» Prompt
Using the data below, work out how many lines contain "title", and report only that number.

» Entries shown

┄┄┄┄┄┄┄┄┄┄┄┄┄┄┄┄┄┄┄┄

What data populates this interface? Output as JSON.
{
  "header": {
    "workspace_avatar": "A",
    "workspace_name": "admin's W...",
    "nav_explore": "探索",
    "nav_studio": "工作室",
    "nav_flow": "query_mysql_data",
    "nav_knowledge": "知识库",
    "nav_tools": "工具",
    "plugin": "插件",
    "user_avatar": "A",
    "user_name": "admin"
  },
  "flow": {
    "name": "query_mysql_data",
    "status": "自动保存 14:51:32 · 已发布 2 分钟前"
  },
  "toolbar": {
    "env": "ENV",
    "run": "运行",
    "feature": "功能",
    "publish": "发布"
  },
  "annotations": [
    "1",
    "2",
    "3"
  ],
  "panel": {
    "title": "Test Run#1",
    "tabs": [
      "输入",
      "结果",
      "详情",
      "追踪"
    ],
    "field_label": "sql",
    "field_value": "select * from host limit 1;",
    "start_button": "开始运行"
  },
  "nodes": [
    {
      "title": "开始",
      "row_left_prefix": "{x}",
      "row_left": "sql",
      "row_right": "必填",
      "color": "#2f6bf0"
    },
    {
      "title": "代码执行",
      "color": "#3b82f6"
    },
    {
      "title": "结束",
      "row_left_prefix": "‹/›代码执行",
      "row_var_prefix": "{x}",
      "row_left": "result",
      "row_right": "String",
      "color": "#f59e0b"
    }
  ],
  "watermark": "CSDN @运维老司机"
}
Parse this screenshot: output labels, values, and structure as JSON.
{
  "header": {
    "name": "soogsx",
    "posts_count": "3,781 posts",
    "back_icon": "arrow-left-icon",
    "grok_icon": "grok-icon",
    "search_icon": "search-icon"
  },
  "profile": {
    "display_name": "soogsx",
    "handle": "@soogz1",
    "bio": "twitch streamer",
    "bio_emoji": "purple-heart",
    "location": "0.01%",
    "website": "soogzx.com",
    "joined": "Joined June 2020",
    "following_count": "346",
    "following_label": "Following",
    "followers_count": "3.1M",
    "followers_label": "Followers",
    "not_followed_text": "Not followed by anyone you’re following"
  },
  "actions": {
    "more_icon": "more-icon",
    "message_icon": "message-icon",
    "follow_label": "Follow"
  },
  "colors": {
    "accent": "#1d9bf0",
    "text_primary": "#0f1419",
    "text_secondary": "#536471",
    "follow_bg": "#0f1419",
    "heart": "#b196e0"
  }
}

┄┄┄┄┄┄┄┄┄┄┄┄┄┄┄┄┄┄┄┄

» The completed task
4